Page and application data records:
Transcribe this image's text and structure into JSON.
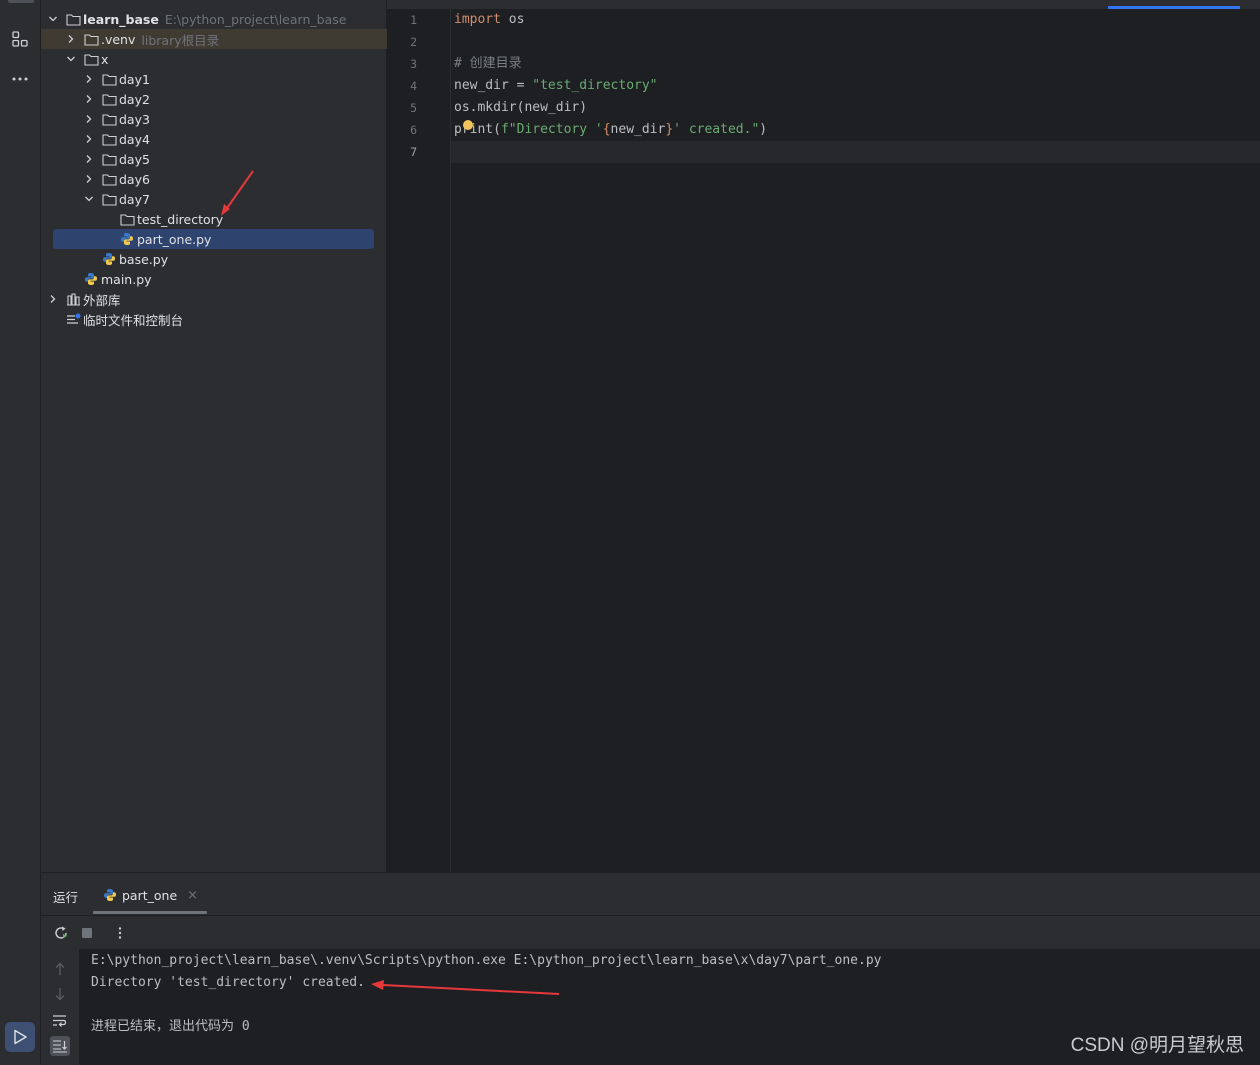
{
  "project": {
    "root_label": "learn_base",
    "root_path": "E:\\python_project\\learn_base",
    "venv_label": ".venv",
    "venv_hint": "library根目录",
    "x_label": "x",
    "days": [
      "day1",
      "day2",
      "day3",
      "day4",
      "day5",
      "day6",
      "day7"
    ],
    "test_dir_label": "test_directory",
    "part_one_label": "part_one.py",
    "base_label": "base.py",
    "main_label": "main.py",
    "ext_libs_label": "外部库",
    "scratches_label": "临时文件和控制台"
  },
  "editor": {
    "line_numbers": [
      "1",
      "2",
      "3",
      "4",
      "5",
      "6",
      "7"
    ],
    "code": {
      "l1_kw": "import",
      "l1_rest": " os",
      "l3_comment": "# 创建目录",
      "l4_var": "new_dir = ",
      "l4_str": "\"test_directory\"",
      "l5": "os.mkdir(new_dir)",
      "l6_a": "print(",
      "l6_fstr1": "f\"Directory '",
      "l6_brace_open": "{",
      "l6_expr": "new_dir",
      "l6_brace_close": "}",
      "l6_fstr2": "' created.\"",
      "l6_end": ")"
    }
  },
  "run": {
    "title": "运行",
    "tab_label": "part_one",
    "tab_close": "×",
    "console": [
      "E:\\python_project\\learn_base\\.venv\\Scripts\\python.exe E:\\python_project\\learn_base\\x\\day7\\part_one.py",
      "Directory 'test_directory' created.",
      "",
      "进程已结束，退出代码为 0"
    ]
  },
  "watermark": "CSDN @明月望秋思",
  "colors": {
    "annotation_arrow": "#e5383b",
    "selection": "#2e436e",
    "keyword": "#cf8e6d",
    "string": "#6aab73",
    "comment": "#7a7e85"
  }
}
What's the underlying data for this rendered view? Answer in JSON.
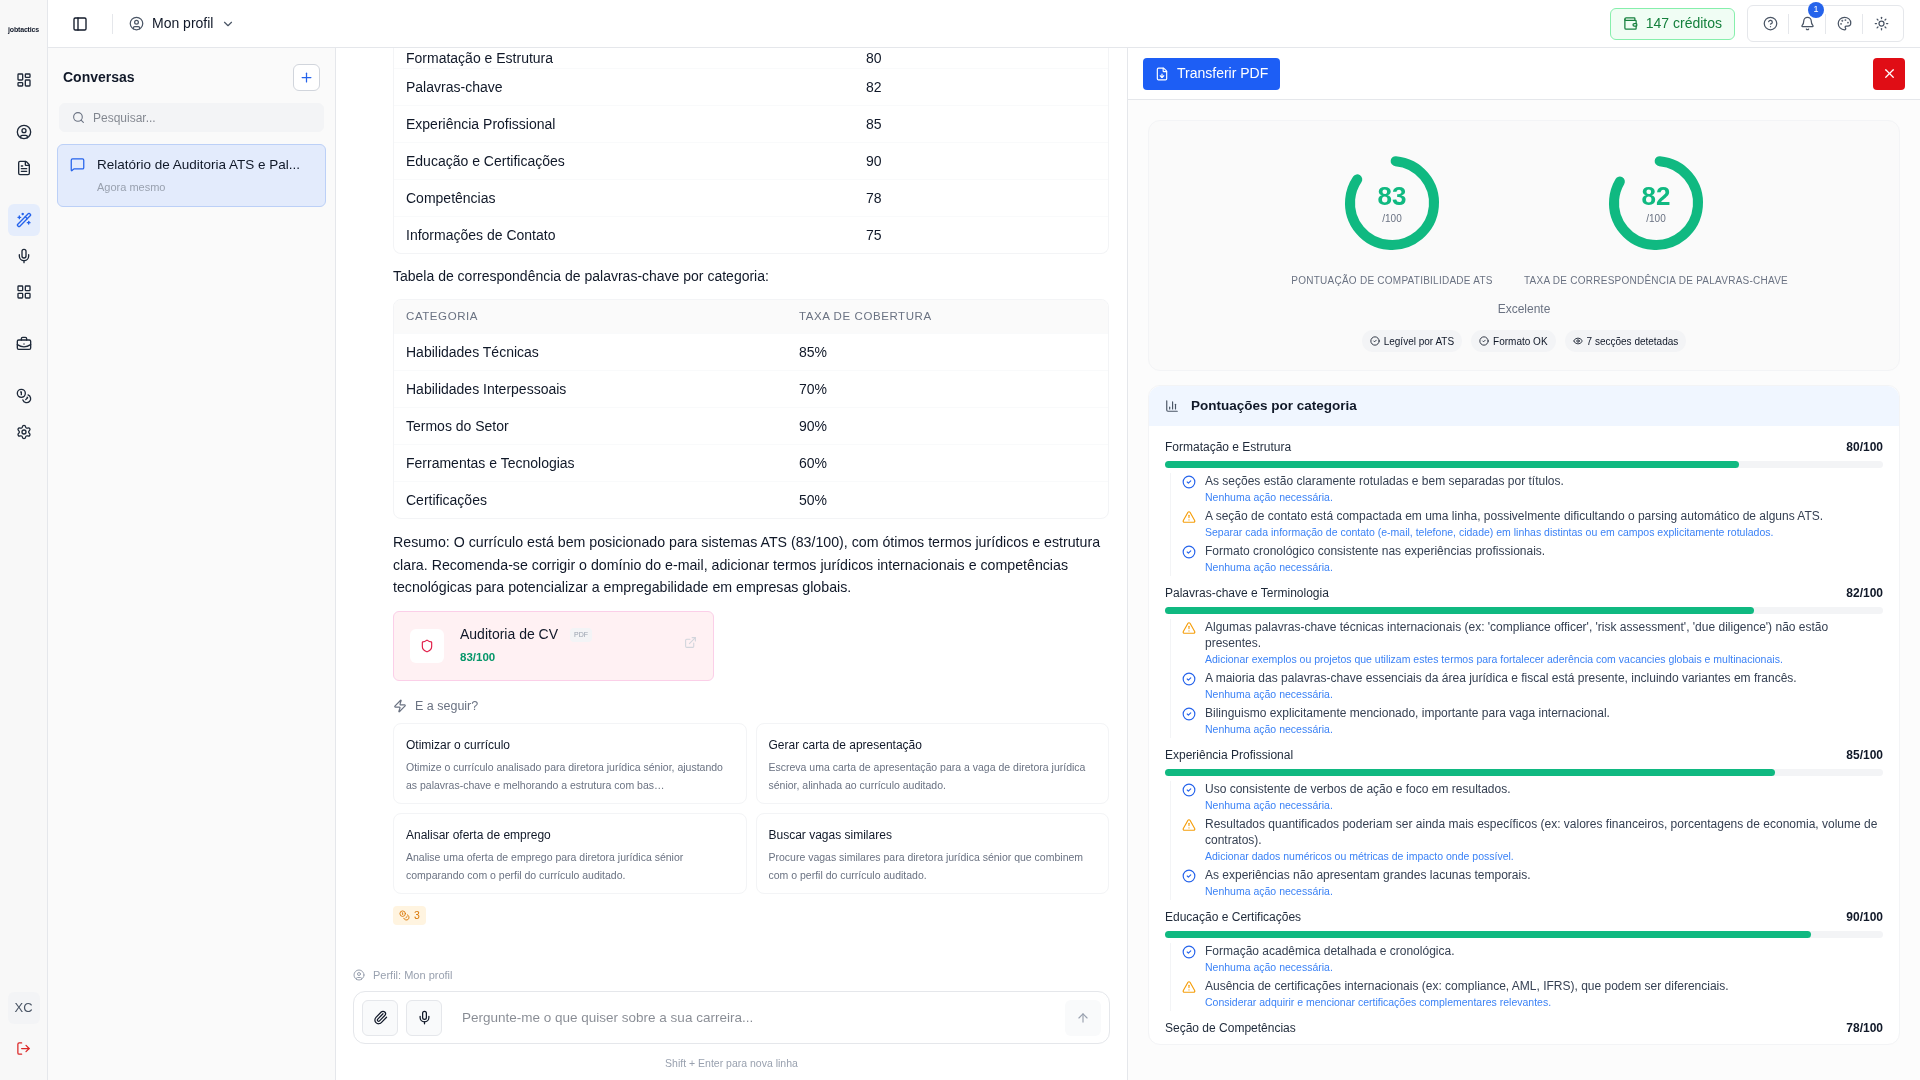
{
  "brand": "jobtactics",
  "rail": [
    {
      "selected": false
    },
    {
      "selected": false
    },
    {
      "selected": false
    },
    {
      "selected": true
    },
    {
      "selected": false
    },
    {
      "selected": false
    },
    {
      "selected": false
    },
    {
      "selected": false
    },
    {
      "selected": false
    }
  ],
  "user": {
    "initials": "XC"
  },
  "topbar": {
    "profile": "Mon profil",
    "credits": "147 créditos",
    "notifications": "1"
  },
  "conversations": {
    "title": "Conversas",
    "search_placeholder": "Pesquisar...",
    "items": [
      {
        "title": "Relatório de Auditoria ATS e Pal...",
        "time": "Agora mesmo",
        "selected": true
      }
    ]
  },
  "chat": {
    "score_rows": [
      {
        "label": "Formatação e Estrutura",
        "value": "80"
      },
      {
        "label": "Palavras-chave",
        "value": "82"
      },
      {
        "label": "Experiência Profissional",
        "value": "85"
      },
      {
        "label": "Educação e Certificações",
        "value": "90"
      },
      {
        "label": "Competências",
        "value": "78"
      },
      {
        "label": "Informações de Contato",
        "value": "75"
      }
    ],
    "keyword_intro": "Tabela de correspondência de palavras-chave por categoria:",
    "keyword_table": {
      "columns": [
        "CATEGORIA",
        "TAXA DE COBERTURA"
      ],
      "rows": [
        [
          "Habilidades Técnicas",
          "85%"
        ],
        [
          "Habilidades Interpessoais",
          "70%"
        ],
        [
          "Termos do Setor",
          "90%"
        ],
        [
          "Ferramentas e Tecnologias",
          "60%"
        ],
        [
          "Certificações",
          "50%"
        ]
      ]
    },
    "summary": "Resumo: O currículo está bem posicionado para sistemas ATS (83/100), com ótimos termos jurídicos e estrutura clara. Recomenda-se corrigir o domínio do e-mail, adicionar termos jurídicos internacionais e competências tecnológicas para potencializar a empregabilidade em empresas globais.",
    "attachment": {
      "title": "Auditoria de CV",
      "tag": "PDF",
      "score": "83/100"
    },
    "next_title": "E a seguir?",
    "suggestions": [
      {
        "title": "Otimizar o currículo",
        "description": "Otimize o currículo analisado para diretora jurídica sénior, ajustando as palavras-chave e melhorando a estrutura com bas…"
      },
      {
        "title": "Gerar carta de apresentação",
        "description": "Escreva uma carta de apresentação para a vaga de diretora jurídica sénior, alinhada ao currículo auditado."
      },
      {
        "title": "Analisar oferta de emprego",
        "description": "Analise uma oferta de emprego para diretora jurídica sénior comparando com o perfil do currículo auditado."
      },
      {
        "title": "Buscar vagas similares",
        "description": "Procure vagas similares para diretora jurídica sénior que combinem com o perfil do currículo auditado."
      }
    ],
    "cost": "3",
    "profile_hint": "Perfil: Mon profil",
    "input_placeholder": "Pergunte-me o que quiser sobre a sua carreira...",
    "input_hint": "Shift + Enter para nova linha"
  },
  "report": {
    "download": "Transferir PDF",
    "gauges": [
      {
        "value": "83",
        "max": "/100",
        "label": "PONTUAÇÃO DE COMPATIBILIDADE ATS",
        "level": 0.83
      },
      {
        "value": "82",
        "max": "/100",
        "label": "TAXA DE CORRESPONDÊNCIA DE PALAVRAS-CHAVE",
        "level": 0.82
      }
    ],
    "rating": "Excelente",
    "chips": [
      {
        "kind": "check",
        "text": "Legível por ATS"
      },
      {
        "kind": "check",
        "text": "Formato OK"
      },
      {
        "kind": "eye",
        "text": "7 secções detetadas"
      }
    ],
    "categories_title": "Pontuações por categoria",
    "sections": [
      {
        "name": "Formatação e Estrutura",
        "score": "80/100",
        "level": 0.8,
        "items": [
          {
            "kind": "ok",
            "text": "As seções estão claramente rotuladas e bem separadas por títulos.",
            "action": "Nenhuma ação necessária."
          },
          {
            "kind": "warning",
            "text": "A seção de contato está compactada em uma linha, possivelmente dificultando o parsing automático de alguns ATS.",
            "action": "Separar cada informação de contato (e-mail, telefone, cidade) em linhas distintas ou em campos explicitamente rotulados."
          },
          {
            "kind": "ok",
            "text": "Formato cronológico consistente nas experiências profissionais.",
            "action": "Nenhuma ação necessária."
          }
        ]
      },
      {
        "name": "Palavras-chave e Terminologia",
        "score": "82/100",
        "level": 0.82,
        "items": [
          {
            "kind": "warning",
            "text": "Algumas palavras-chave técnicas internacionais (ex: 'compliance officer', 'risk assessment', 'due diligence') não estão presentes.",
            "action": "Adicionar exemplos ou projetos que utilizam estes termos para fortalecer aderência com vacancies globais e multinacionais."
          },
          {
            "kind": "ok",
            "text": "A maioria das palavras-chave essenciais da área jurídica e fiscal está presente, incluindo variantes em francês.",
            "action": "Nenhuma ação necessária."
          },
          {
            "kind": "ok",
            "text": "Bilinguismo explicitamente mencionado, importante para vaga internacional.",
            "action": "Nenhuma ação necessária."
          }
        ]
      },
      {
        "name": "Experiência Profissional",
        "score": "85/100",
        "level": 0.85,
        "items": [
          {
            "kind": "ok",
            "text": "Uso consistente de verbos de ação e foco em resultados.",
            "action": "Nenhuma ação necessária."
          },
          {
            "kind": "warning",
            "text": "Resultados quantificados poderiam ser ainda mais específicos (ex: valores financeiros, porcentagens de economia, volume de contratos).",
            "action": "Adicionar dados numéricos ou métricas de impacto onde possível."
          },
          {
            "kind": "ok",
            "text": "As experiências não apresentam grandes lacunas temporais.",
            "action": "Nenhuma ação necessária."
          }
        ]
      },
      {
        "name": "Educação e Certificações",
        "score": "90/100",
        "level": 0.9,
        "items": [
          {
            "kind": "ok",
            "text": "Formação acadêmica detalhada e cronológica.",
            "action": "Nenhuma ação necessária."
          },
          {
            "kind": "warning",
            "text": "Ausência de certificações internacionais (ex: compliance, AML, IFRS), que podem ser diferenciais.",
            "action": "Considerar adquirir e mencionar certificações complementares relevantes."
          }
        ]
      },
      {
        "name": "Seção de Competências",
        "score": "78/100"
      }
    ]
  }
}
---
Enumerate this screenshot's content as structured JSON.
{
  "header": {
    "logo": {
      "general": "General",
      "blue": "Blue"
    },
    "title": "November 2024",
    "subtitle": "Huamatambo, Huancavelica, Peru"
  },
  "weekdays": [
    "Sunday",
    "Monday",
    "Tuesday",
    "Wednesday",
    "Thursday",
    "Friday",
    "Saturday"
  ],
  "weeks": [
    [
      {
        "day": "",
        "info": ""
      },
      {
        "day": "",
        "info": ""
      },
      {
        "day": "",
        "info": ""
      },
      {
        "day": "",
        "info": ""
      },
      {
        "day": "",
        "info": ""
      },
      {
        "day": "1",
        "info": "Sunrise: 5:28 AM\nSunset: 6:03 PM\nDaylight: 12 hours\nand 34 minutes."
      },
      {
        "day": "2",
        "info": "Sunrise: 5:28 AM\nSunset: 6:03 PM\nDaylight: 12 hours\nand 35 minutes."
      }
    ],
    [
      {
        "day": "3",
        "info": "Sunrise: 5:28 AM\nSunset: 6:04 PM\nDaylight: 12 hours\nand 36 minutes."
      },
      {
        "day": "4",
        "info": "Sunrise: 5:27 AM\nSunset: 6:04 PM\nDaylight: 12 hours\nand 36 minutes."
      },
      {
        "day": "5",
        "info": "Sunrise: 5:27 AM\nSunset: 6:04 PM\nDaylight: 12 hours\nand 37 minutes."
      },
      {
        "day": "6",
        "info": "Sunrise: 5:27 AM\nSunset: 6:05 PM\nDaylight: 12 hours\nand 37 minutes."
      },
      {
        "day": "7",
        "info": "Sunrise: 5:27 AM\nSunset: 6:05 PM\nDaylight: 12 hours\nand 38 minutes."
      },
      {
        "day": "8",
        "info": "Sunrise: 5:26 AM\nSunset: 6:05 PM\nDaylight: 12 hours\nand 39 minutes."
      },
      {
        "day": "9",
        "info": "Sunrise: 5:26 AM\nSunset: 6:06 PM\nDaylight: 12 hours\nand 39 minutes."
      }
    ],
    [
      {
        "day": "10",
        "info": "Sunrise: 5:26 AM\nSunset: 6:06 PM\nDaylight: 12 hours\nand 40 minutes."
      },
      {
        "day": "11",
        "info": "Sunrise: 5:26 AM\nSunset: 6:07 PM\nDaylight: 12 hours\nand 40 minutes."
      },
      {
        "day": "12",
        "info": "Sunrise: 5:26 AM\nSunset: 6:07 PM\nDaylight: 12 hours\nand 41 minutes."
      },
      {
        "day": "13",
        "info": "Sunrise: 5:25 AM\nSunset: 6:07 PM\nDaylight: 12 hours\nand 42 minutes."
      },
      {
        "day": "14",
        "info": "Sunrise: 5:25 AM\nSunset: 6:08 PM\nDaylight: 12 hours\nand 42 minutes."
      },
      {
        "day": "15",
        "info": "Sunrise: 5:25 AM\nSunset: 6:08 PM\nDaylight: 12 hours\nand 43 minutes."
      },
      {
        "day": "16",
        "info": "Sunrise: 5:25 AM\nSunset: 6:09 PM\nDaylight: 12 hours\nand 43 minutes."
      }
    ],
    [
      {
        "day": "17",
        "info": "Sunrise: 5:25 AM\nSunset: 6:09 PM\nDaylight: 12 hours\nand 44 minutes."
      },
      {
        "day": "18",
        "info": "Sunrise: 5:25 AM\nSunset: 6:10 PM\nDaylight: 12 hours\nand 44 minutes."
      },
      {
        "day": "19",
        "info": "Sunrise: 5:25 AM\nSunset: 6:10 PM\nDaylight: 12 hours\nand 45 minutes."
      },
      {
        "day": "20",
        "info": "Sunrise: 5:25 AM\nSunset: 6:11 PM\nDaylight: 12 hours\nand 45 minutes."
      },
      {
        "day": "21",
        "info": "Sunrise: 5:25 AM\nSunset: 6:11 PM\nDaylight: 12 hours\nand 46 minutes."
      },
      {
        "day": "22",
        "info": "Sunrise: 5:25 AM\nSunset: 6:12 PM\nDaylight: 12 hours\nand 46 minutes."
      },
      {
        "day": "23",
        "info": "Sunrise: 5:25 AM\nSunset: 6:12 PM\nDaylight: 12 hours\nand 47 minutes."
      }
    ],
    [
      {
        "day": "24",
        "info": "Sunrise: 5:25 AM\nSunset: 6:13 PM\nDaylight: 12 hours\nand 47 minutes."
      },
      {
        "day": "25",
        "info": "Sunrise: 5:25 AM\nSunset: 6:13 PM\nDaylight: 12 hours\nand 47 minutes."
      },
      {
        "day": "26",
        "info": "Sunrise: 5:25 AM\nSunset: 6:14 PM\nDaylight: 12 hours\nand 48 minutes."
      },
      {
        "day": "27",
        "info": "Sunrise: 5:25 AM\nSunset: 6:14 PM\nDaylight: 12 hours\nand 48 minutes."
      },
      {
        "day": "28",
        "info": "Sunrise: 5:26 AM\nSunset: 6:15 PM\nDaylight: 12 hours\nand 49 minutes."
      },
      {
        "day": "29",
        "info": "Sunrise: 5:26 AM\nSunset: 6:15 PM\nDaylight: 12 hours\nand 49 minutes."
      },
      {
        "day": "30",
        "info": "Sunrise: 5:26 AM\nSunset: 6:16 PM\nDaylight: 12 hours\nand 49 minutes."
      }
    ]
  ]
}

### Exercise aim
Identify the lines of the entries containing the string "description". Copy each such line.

### Expected output
        "description": "Otimize o currículo analisado para diretora jurídica sénior, ajustando as palavras-chave e melhorando a estrutura com bas…"
        "description": "Escreva uma carta de apresentação para a vaga de diretora jurídica sénior, alinhada ao currículo auditado."
        "description": "Analise uma oferta de emprego para diretora jurídica sénior comparando com o perfil do currículo auditado."
        "description": "Procure vagas similares para diretora jurídica sénior que combinem com o perfil do currículo auditado."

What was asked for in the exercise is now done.